Specifically, the aggregate provides a global storage space that substantially simplifies storage management of the free block space through the use of a single pool of storage (disk) resources. Since all vvols share the disks, a “hot” vvol, i.e., a vvol that is more heavily utilized than other vvols, can benefit from all of the disks. When changes occur within a vvol, all free space of the aggregate is available to make write allocation more efficient. For example, when write allocating file data in a vvol, a write allocator 282 of the file system 280 selects free blocks for files of the vvol, with those selected blocks conveniently located anywhere within the aggregate. Moreover, because a vvol is a logical volume in a file, dirty blocks that are freed within the vvol by the write allocator 282 during write allocation may be returned to the aggregate, where they can be used by other vvols.
While there has been shown and described illustrative embodiments of a novel file system layout that apportions an underlying physical volume into a plurality of vvols of a storage system, it is to be understood that various other adaptations and modifications may be made within the spirit and scope of the invention. For example, rather than inserting only pvbn block pointers in indirect (e.g., level 1) blocks in a buffer tree of a file, the present invention contemplates alternatively inserting pvbn, wbn pairs in those indirect blocks in accordance with a “dual-vbn” embodiment. For such a dual-vbn embodiment, the number of block pointer entries per indirect block is 510 (rather than 1024), resulting in changes to the sizes of files at given levels (e.g., the 64 kB-64 MB range changes to 32 kB-16320 kB).
The use of pvbns as block pointers in the indirect blocks provides generally all of the advantages of having pvbns instead of vvbns such as, e.g., efficiencies in the read paths when accessing data, while the use of wbn block pointers provides efficient access to required metadata, such as per-volume block allocation information. That is, when freeing a block of a file, the parent indirect block in the file contains readily available wbn block pointers, which avoids the latency associated with accessing the owner map to perform pvbn-to-wbn translations; accordingly, the owner map is not needed in the dual vbn embodiment. Yet, on the read path, the pvbn is available. A disadvantage of this dual vbn variant is the increased size of indirection data (metadata) stored in each file.
The foregoing description has been directed to specific embodiments of this invention.
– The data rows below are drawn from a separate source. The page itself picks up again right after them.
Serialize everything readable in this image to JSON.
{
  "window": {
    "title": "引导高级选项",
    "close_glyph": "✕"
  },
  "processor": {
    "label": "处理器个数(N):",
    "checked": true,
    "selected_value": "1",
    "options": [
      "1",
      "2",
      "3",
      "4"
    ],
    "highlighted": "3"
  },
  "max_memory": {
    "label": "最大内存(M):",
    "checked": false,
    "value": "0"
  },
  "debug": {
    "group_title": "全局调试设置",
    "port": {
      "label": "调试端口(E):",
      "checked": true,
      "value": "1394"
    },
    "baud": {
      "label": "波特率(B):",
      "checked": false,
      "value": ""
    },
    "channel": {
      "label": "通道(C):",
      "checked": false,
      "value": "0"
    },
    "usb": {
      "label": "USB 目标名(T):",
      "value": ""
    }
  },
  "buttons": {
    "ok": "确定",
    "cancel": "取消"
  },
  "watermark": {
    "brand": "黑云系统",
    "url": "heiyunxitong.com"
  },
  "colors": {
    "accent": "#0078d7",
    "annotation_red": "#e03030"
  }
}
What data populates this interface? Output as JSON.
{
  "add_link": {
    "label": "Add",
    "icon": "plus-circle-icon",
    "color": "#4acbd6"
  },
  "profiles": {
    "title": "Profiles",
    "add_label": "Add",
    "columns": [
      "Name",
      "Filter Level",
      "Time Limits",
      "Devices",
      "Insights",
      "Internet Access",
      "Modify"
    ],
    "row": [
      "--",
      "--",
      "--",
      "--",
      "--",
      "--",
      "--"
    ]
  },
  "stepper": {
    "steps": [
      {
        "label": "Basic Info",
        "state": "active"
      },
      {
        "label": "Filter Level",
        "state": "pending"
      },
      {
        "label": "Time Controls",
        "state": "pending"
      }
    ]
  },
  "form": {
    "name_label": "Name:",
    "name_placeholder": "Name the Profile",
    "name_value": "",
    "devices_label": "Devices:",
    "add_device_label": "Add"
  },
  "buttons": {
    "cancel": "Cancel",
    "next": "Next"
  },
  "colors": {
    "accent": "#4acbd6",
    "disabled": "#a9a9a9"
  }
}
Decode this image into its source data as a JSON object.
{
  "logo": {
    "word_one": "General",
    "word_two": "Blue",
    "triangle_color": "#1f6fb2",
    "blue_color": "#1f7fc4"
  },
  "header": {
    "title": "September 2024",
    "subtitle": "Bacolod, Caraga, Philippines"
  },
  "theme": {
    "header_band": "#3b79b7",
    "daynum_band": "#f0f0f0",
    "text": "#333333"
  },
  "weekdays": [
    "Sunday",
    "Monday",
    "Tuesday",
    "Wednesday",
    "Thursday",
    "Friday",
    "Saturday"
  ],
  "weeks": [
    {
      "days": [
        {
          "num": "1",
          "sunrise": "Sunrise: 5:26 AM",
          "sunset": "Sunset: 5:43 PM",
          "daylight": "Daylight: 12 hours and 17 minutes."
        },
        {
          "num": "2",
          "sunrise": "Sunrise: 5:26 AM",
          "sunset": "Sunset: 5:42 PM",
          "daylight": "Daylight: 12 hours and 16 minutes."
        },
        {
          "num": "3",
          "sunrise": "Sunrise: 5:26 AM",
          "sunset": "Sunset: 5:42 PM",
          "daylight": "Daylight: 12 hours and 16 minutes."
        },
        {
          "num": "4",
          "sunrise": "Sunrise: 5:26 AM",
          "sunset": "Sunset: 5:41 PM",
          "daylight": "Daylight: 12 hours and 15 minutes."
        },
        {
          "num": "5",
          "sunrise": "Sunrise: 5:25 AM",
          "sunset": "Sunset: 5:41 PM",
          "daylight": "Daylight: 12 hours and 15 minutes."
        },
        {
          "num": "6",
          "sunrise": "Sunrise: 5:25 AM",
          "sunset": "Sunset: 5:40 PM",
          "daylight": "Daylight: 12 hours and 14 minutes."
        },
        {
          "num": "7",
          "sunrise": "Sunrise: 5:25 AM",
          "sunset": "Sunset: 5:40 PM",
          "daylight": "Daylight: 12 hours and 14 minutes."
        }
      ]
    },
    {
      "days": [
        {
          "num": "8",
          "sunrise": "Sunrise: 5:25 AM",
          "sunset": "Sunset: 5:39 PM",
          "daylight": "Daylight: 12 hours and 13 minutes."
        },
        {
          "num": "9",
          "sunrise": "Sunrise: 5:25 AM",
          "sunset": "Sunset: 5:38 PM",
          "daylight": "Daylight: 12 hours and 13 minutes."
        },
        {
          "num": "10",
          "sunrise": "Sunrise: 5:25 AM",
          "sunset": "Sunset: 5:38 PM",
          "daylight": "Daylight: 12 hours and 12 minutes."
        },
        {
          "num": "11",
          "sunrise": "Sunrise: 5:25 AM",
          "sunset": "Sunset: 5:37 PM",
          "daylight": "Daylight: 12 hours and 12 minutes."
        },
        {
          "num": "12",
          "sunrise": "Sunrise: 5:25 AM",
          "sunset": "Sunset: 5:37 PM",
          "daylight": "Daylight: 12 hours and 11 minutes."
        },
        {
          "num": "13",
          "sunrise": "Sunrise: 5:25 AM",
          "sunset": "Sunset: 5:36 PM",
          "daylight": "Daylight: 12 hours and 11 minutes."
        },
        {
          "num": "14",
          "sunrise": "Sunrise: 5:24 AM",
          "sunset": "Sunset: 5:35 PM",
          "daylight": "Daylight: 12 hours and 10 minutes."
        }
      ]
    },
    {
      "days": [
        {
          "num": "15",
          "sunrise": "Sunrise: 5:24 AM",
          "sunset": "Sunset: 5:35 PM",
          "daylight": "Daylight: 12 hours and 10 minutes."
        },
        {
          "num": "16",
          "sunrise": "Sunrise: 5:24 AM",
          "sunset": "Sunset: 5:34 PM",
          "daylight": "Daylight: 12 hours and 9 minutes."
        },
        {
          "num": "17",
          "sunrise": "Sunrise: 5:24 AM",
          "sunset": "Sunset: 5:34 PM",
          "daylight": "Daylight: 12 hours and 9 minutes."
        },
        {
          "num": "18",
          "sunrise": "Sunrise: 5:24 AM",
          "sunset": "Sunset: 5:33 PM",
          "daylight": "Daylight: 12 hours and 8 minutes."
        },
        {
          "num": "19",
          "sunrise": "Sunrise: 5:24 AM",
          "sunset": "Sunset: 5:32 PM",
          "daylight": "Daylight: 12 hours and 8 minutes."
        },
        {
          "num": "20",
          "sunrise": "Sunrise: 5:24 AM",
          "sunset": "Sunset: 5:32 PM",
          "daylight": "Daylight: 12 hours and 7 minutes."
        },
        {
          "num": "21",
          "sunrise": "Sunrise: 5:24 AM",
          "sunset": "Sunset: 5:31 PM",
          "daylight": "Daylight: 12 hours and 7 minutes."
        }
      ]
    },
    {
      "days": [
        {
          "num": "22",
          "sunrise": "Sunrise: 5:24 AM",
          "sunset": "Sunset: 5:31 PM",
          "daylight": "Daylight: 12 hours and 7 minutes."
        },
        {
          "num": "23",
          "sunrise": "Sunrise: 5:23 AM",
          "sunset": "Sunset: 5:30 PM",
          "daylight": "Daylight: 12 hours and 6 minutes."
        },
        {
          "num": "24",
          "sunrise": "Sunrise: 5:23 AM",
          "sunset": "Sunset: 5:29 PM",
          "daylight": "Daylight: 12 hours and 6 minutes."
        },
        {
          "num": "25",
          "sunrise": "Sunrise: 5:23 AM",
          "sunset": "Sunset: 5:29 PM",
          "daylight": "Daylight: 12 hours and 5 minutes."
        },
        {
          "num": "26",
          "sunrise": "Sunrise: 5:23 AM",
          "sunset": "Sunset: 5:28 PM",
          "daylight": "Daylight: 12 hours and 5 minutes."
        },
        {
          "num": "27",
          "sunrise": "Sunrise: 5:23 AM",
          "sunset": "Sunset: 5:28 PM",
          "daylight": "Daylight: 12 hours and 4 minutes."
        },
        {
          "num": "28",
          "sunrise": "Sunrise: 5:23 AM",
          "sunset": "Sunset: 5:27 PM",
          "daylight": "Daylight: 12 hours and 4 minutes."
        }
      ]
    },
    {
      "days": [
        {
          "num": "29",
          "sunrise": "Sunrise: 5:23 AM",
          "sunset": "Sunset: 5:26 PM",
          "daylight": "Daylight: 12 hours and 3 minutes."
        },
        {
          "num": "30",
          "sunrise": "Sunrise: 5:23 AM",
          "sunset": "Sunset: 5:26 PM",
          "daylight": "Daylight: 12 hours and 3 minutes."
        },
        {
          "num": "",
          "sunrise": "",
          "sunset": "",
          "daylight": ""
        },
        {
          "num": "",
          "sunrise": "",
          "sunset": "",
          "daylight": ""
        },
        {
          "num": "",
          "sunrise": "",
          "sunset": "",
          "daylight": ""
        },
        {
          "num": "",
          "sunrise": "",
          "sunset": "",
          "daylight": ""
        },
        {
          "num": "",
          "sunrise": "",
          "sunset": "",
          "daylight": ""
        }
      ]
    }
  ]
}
It will be apparent, however, that other variations and modifications may be made to the described embodiments, with the attainment of some or all of their advantages. For instance, it is expressly contemplated that the teachings of this invention can be implemented as software, including a computer-readable medium having program instructions executing on a computer, hardware, firmware, or a combination thereof. Accordingly this description is to be taken only by way of example and not to otherwise limit the scope of the invention. Therefore, it is the object of the appended claims to cover all such variations and modifications as come within the true spirit and scope of the invention.